DATASET RECORDS:
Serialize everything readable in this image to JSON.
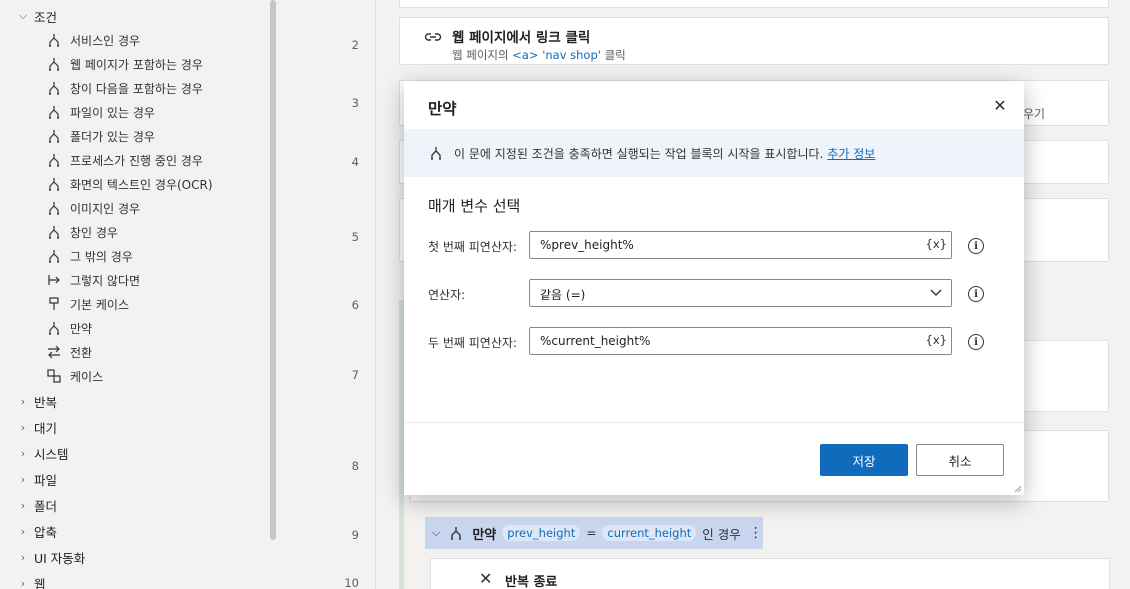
{
  "sidebar": {
    "condition_group": "조건",
    "condition_items": [
      {
        "label": "서비스인 경우",
        "icon": "branch-icon"
      },
      {
        "label": "웹 페이지가 포함하는 경우",
        "icon": "branch-icon"
      },
      {
        "label": "창이 다음을 포함하는 경우",
        "icon": "branch-icon"
      },
      {
        "label": "파일이 있는 경우",
        "icon": "branch-icon"
      },
      {
        "label": "폴더가 있는 경우",
        "icon": "branch-icon"
      },
      {
        "label": "프로세스가 진행 중인 경우",
        "icon": "branch-icon"
      },
      {
        "label": "화면의 텍스트인 경우(OCR)",
        "icon": "branch-icon"
      },
      {
        "label": "이미지인 경우",
        "icon": "branch-icon"
      },
      {
        "label": "창인 경우",
        "icon": "branch-icon"
      },
      {
        "label": "그 밖의 경우",
        "icon": "branch-icon"
      },
      {
        "label": "그렇지 않다면",
        "icon": "else-arrow-icon"
      },
      {
        "label": "기본 케이스",
        "icon": "default-case-icon"
      },
      {
        "label": "만약",
        "icon": "branch-icon"
      },
      {
        "label": "전환",
        "icon": "switch-arrows-icon"
      },
      {
        "label": "케이스",
        "icon": "case-icon"
      }
    ],
    "groups": [
      "반복",
      "대기",
      "시스템",
      "파일",
      "폴더",
      "압축",
      "UI 자동화",
      "웹"
    ]
  },
  "flow": {
    "line_numbers": [
      "2",
      "3",
      "4",
      "5",
      "6",
      "7",
      "8",
      "9",
      "10"
    ],
    "step2": {
      "title": "웹 페이지에서 링크 클릭",
      "subtitle_pre": "웹 페이지의",
      "subtitle_tag": "<a> 'nav shop'",
      "subtitle_post": "클릭"
    },
    "partial_text_step3": "우기",
    "if_block": {
      "title": "만약",
      "left_operand": "prev_height",
      "operator": "=",
      "right_operand": "current_height",
      "suffix": "인 경우"
    },
    "end_loop": "반복 종료"
  },
  "dialog": {
    "title": "만약",
    "info_text": "이 문에 지정된 조건을 충족하면 실행되는 작업 블록의 시작을 표시합니다.",
    "info_link": "추가 정보",
    "section_title": "매개 변수 선택",
    "first_operand_label": "첫 번째 피연산자:",
    "first_operand_value": "%prev_height%",
    "operator_label": "연산자:",
    "operator_value": "같음 (=)",
    "second_operand_label": "두 번째 피연산자:",
    "second_operand_value": "%current_height%",
    "var_token": "{x}",
    "save_label": "저장",
    "cancel_label": "취소",
    "accent_color": "#0f6cbd"
  }
}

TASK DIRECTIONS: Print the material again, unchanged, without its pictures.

ANSWER TO THIS TASK:
Serialize everything readable in this image to JSON.
{
  "sidebar": {
    "condition_group": "조건",
    "condition_items": [
      {
        "label": "서비스인 경우",
        "icon": "branch-icon"
      },
      {
        "label": "웹 페이지가 포함하는 경우",
        "icon": "branch-icon"
      },
      {
        "label": "창이 다음을 포함하는 경우",
        "icon": "branch-icon"
      },
      {
        "label": "파일이 있는 경우",
        "icon": "branch-icon"
      },
      {
        "label": "폴더가 있는 경우",
        "icon": "branch-icon"
      },
      {
        "label": "프로세스가 진행 중인 경우",
        "icon": "branch-icon"
      },
      {
        "label": "화면의 텍스트인 경우(OCR)",
        "icon": "branch-icon"
      },
      {
        "label": "이미지인 경우",
        "icon": "branch-icon"
      },
      {
        "label": "창인 경우",
        "icon": "branch-icon"
      },
      {
        "label": "그 밖의 경우",
        "icon": "branch-icon"
      },
      {
        "label": "그렇지 않다면",
        "icon": "else-arrow-icon"
      },
      {
        "label": "기본 케이스",
        "icon": "default-case-icon"
      },
      {
        "label": "만약",
        "icon": "branch-icon"
      },
      {
        "label": "전환",
        "icon": "switch-arrows-icon"
      },
      {
        "label": "케이스",
        "icon": "case-icon"
      }
    ],
    "groups": [
      "반복",
      "대기",
      "시스템",
      "파일",
      "폴더",
      "압축",
      "UI 자동화",
      "웹"
    ]
  },
  "flow": {
    "line_numbers": [
      "2",
      "3",
      "4",
      "5",
      "6",
      "7",
      "8",
      "9",
      "10"
    ],
    "step2": {
      "title": "웹 페이지에서 링크 클릭",
      "subtitle_pre": "웹 페이지의",
      "subtitle_tag": "<a> 'nav shop'",
      "subtitle_post": "클릭"
    },
    "partial_text_step3": "우기",
    "if_block": {
      "title": "만약",
      "left_operand": "prev_height",
      "operator": "=",
      "right_operand": "current_height",
      "suffix": "인 경우"
    },
    "end_loop": "반복 종료"
  },
  "dialog": {
    "title": "만약",
    "info_text": "이 문에 지정된 조건을 충족하면 실행되는 작업 블록의 시작을 표시합니다.",
    "info_link": "추가 정보",
    "section_title": "매개 변수 선택",
    "first_operand_label": "첫 번째 피연산자:",
    "first_operand_value": "%prev_height%",
    "operator_label": "연산자:",
    "operator_value": "같음 (=)",
    "second_operand_label": "두 번째 피연산자:",
    "second_operand_value": "%current_height%",
    "var_token": "{x}",
    "save_label": "저장",
    "cancel_label": "취소",
    "accent_color": "#0f6cbd"
  }
}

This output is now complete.